### WHAT IS EXPECTED
Copy out the full data exactly as given; pictures should not be included.

### PROVIDED RECORDS

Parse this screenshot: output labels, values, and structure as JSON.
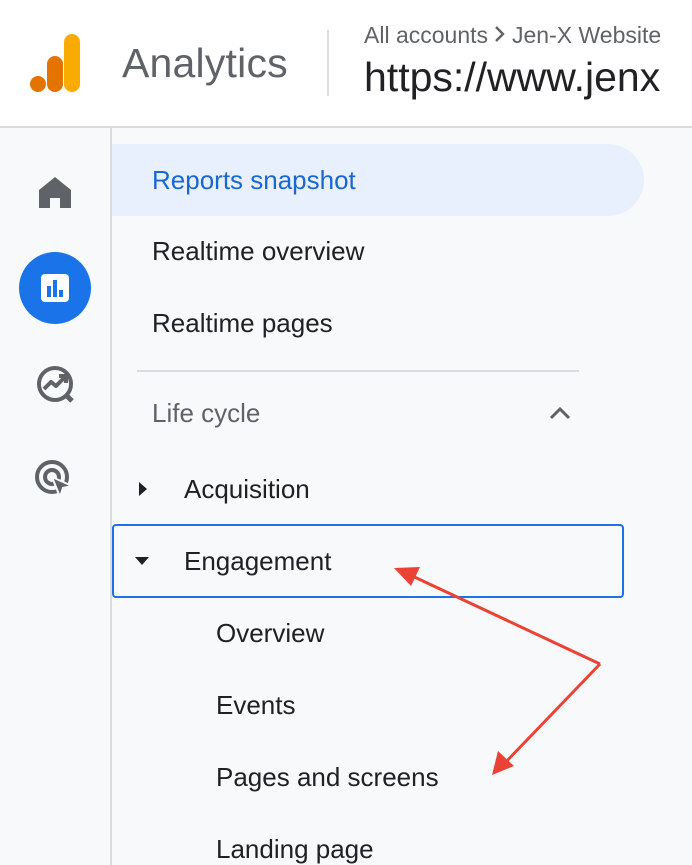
{
  "header": {
    "app_name": "Analytics",
    "breadcrumb": {
      "account_root": "All accounts",
      "account_name": "Jen-X Website"
    },
    "property_url": "https://www.jenx"
  },
  "rail": {
    "items": [
      {
        "icon": "home-icon"
      },
      {
        "icon": "reports-icon",
        "active": true
      },
      {
        "icon": "explore-icon"
      },
      {
        "icon": "advertising-icon"
      }
    ]
  },
  "nav": {
    "reports_snapshot": "Reports snapshot",
    "realtime_overview": "Realtime overview",
    "realtime_pages": "Realtime pages",
    "section_lifecycle": "Life cycle",
    "acquisition": "Acquisition",
    "engagement": "Engagement",
    "engagement_children": [
      "Overview",
      "Events",
      "Pages and screens",
      "Landing page"
    ]
  },
  "colors": {
    "accent": "#1a73e8",
    "selected_bg": "#e8f0fe",
    "selected_text": "#1967d2",
    "annotation_arrow": "#ea4335",
    "logo_orange": "#f9ab00",
    "logo_dark_orange": "#e37400"
  }
}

### PROBLEM SOLUTION
Parse this screenshot: output labels, values, and structure as JSON.
{
  "header": {
    "app_name": "Analytics",
    "breadcrumb": {
      "account_root": "All accounts",
      "account_name": "Jen-X Website"
    },
    "property_url": "https://www.jenx"
  },
  "rail": {
    "items": [
      {
        "icon": "home-icon"
      },
      {
        "icon": "reports-icon",
        "active": true
      },
      {
        "icon": "explore-icon"
      },
      {
        "icon": "advertising-icon"
      }
    ]
  },
  "nav": {
    "reports_snapshot": "Reports snapshot",
    "realtime_overview": "Realtime overview",
    "realtime_pages": "Realtime pages",
    "section_lifecycle": "Life cycle",
    "acquisition": "Acquisition",
    "engagement": "Engagement",
    "engagement_children": [
      "Overview",
      "Events",
      "Pages and screens",
      "Landing page"
    ]
  },
  "colors": {
    "accent": "#1a73e8",
    "selected_bg": "#e8f0fe",
    "selected_text": "#1967d2",
    "annotation_arrow": "#ea4335",
    "logo_orange": "#f9ab00",
    "logo_dark_orange": "#e37400"
  }
}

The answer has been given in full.